→ **Data for this exercise**:
◇ ◇ ◇

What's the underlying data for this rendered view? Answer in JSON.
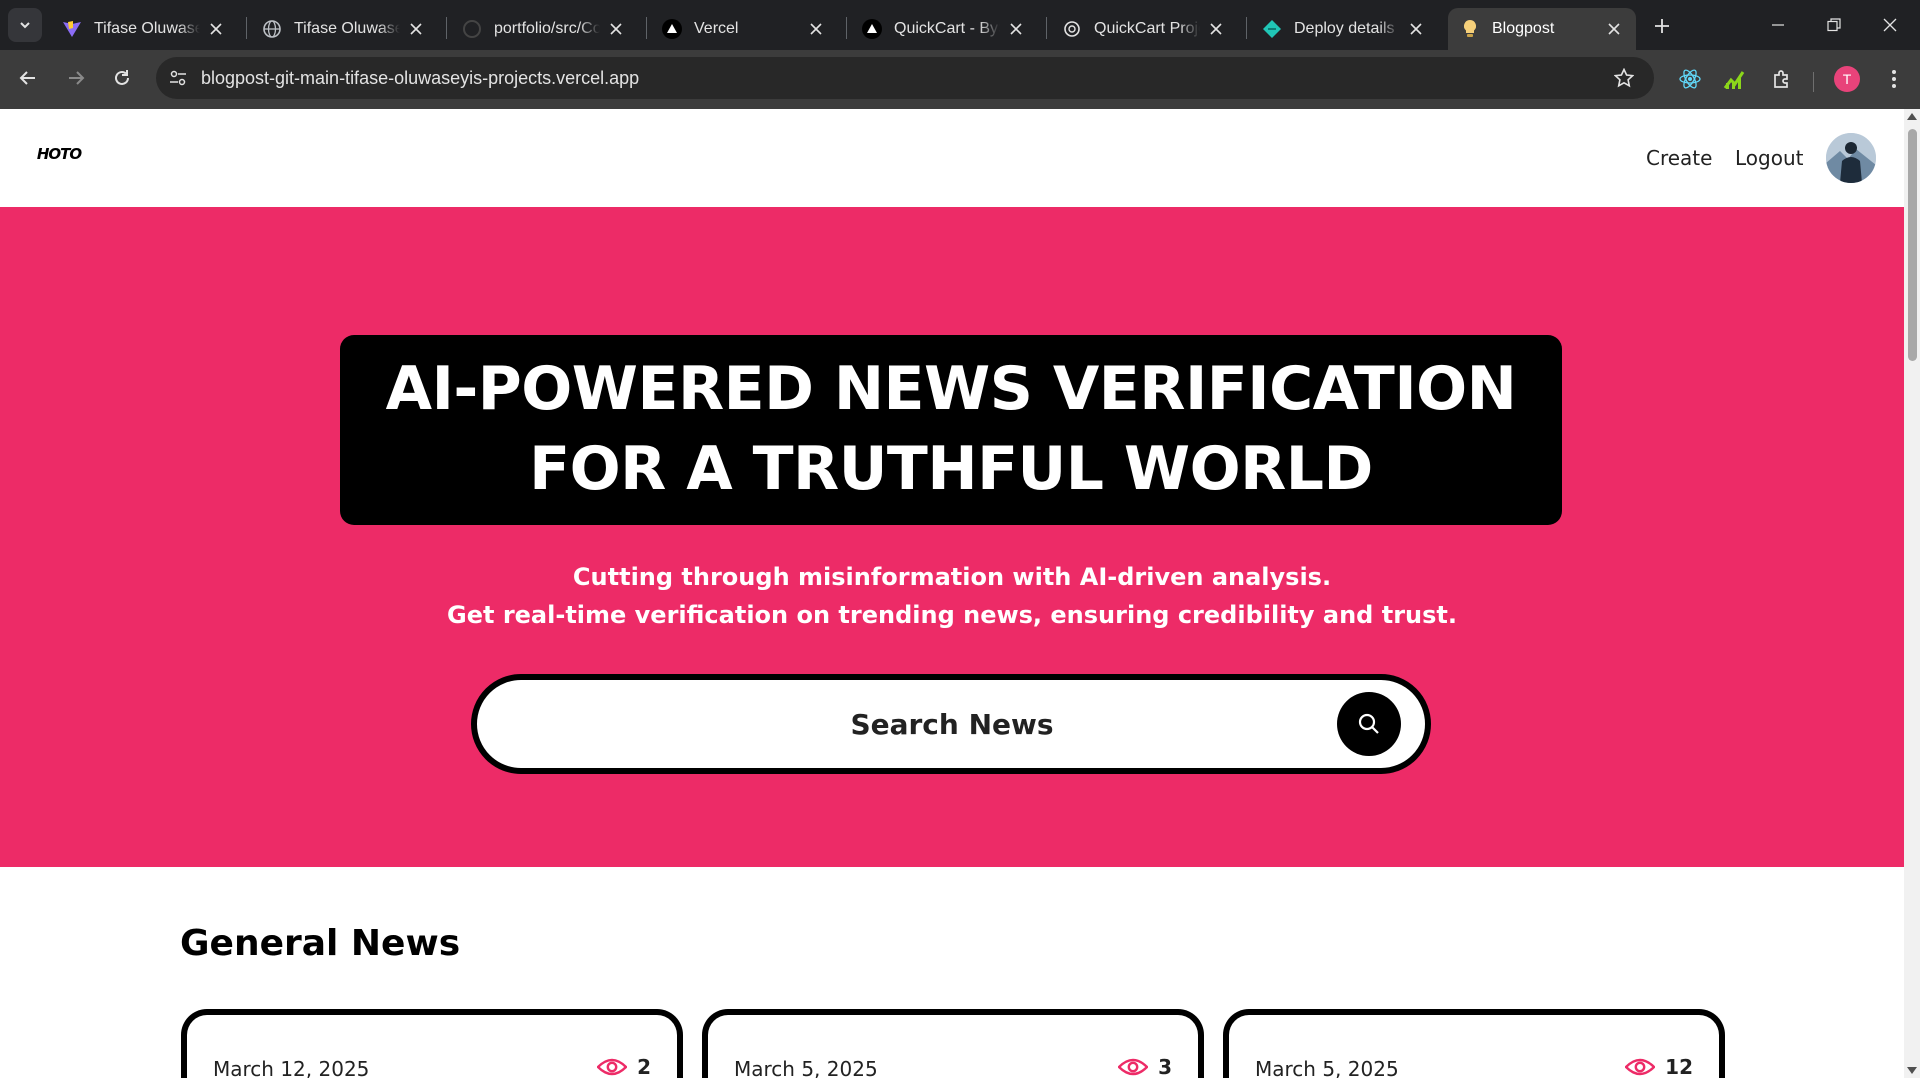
{
  "browser": {
    "tabs": [
      {
        "title": "Tifase Oluwaseyi",
        "icon": "vite-icon",
        "active": false
      },
      {
        "title": "Tifase Oluwaseyi",
        "icon": "globe-icon",
        "active": false
      },
      {
        "title": "portfolio/src/Com",
        "icon": "github-icon",
        "active": false
      },
      {
        "title": "Vercel",
        "icon": "vercel-icon",
        "active": false
      },
      {
        "title": "QuickCart - BySm",
        "icon": "vercel-icon",
        "active": false
      },
      {
        "title": "QuickCart Projec",
        "icon": "openai-icon",
        "active": false
      },
      {
        "title": "Deploy details | N",
        "icon": "netlify-icon",
        "active": false
      },
      {
        "title": "Blogpost",
        "icon": "lightbulb-icon",
        "active": true
      }
    ],
    "url": "blogpost-git-main-tifase-oluwaseyis-projects.vercel.app",
    "profile_initial": "T",
    "accent": "#e8437a"
  },
  "site": {
    "logo_text": "HOTO",
    "nav": {
      "create": "Create",
      "logout": "Logout"
    },
    "hero": {
      "headline_line1": "AI-POWERED NEWS VERIFICATION",
      "headline_line2": "FOR A TRUTHFUL WORLD",
      "sub_line1": "Cutting through misinformation with AI-driven analysis.",
      "sub_line2": "Get real-time verification on trending news, ensuring credibility and trust.",
      "search_placeholder": "Search News",
      "background": "#ed2b67"
    },
    "section_title": "General News",
    "cards": [
      {
        "date": "March 12, 2025",
        "views": "2"
      },
      {
        "date": "March 5, 2025",
        "views": "3"
      },
      {
        "date": "March 5, 2025",
        "views": "12"
      }
    ]
  }
}
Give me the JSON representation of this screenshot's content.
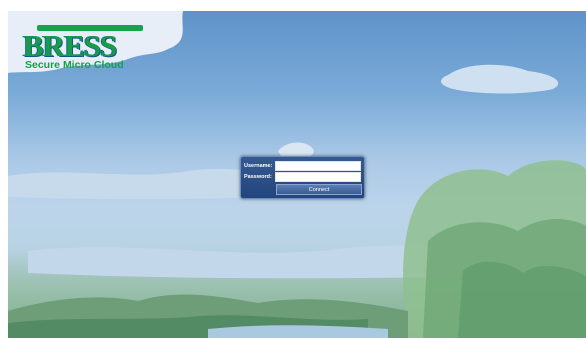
{
  "brand": {
    "name": "BRESS",
    "tagline": "Secure Micro Cloud",
    "logo_color": "#1a9b47"
  },
  "login": {
    "username_label": "Username:",
    "password_label": "Password:",
    "username_value": "",
    "password_value": "",
    "connect_label": "Connect"
  },
  "colors": {
    "panel_bg": "#2a4c85",
    "sky_top": "#5f93c9",
    "foliage": "#7fae88"
  }
}
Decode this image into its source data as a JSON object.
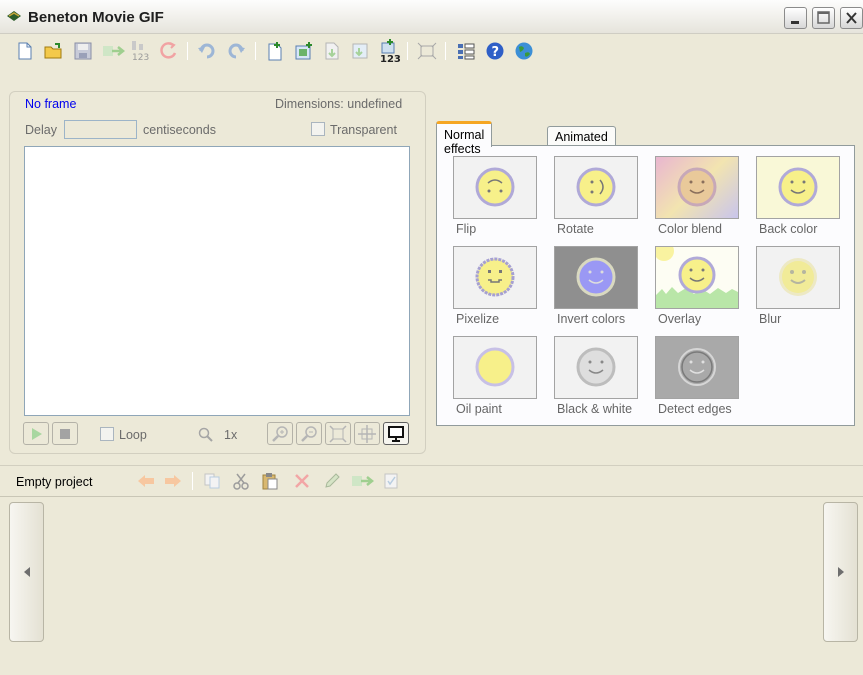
{
  "window": {
    "title": "Beneton Movie GIF"
  },
  "toolbar": {
    "tools": [
      {
        "name": "new-icon"
      },
      {
        "name": "open-icon"
      },
      {
        "name": "save-icon"
      },
      {
        "name": "export-icon"
      },
      {
        "name": "renumber-icon",
        "label": "123"
      },
      {
        "name": "convert-icon"
      },
      {
        "name": "undo-icon"
      },
      {
        "name": "redo-icon"
      },
      {
        "name": "add-frame-icon"
      },
      {
        "name": "insert-frame-icon"
      },
      {
        "name": "import-frames-icon"
      },
      {
        "name": "extract-frames-icon"
      },
      {
        "name": "number-frames-icon",
        "label": "123"
      },
      {
        "name": "resize-icon"
      },
      {
        "name": "properties-icon"
      },
      {
        "name": "help-icon"
      },
      {
        "name": "web-icon"
      }
    ]
  },
  "frame": {
    "status": "No frame",
    "dimensions": "Dimensions: undefined",
    "delay_label": "Delay",
    "delay_value": "",
    "delay_unit": "centiseconds",
    "transparent_label": "Transparent",
    "loop_label": "Loop",
    "zoom_level": "1x"
  },
  "effects": {
    "tabs": [
      "Normal effects",
      "Animated effects"
    ],
    "active_tab": "Normal effects",
    "items": [
      {
        "label": "Flip"
      },
      {
        "label": "Rotate"
      },
      {
        "label": "Color blend"
      },
      {
        "label": "Back color"
      },
      {
        "label": "Pixelize"
      },
      {
        "label": "Invert colors"
      },
      {
        "label": "Overlay"
      },
      {
        "label": "Blur"
      },
      {
        "label": "Oil paint"
      },
      {
        "label": "Black & white"
      },
      {
        "label": "Detect edges"
      }
    ]
  },
  "project": {
    "label": "Empty project"
  },
  "colors": {
    "background": "#ece9d8",
    "link_blue": "#0000ee",
    "active_tab_accent": "#f5a623",
    "smiley_yellow": "#f7f08a"
  }
}
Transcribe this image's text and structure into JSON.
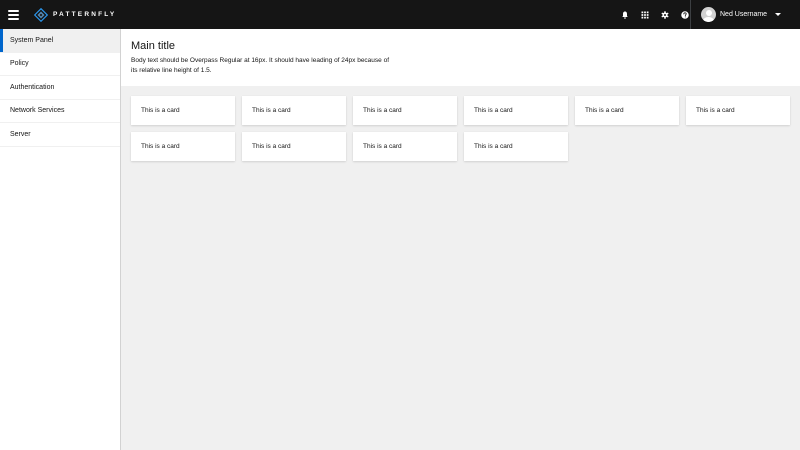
{
  "masthead": {
    "logo_text": "PATTERNFLY",
    "username": "Ned Username",
    "icons": [
      "menu-icon",
      "bell-icon",
      "grid-icon",
      "gear-icon",
      "help-icon",
      "avatar",
      "caret-down-icon"
    ]
  },
  "sidebar": {
    "items": [
      {
        "label": "System Panel",
        "active": true
      },
      {
        "label": "Policy",
        "active": false
      },
      {
        "label": "Authentication",
        "active": false
      },
      {
        "label": "Network Services",
        "active": false
      },
      {
        "label": "Server",
        "active": false
      }
    ]
  },
  "main": {
    "title": "Main title",
    "body": "Body text should be Overpass Regular at 16px. It should have leading of 24px because of its relative line height of 1.5."
  },
  "cards": [
    {
      "label": "This is a card"
    },
    {
      "label": "This is a card"
    },
    {
      "label": "This is a card"
    },
    {
      "label": "This is a card"
    },
    {
      "label": "This is a card"
    },
    {
      "label": "This is a card"
    },
    {
      "label": "This is a card"
    },
    {
      "label": "This is a card"
    },
    {
      "label": "This is a card"
    },
    {
      "label": "This is a card"
    }
  ],
  "colors": {
    "masthead_bg": "#151515",
    "active_accent": "#0066cc",
    "page_bg": "#f0f0f0"
  }
}
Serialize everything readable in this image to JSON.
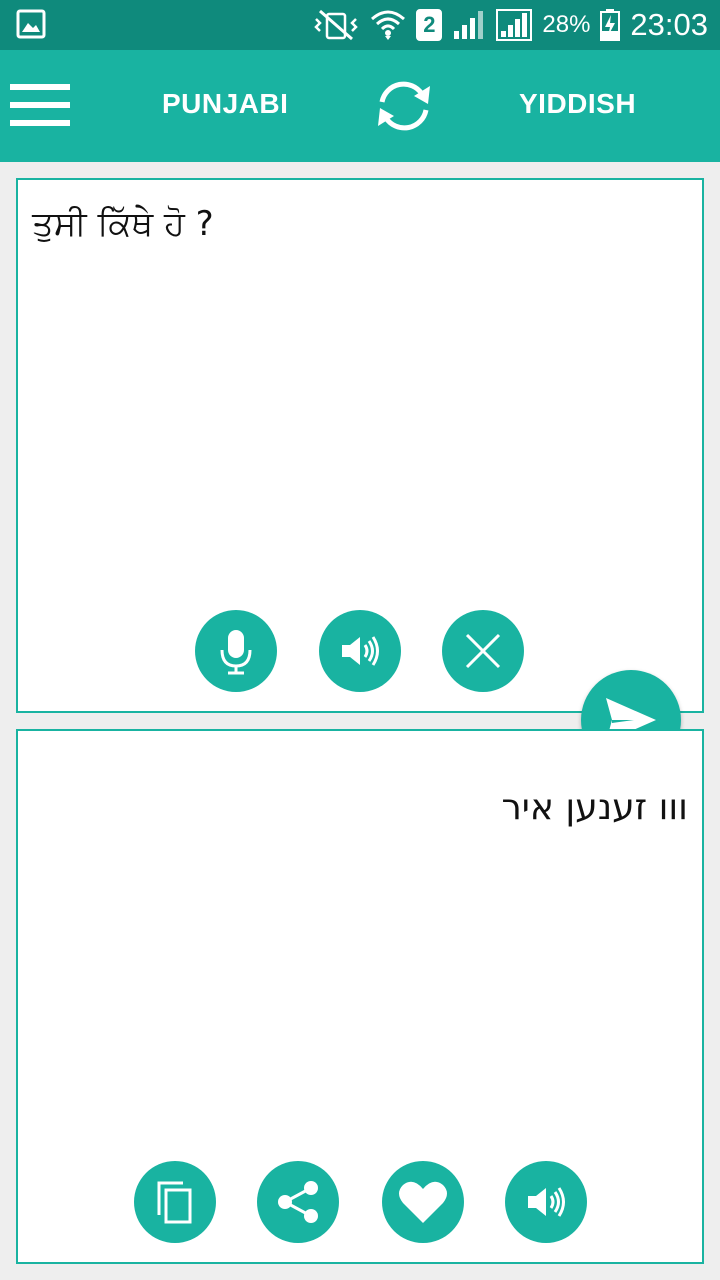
{
  "status_bar": {
    "battery_percent": "28%",
    "time": "23:03",
    "sim_slot": "2",
    "icons": [
      "gallery-icon",
      "mute-vibrate-icon",
      "wifi-icon",
      "sim-2-icon",
      "signal-icon",
      "signal-icon",
      "battery-charging-icon"
    ]
  },
  "toolbar": {
    "menu_icon": "hamburger-menu-icon",
    "source_language": "PUNJABI",
    "swap_icon": "swap-languages-icon",
    "target_language": "YIDDISH"
  },
  "source_panel": {
    "text": "ਤੁਸੀ ਕਿੱਥੇ ਹੋ ?",
    "buttons": [
      "microphone-icon",
      "speaker-icon",
      "clear-icon"
    ]
  },
  "send_button": {
    "icon": "send-icon"
  },
  "target_panel": {
    "text": "ווו זענען איר",
    "buttons": [
      "copy-icon",
      "share-icon",
      "favorite-icon",
      "speaker-icon"
    ]
  },
  "colors": {
    "accent": "#19b3a1",
    "status_bar": "#0f8a7c",
    "background": "#eeeeee",
    "panel": "#ffffff"
  }
}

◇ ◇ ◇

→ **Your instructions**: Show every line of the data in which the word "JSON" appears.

→ **Response for this exercise**:
What's the underlying data for this rendered view? Answer in JSON.
Give me the JSON representation of this screenshot's content.
Decode this image into its source data as a JSON object.
Transcribe this image's text and structure into JSON.
Serialize everything readable in this image to JSON.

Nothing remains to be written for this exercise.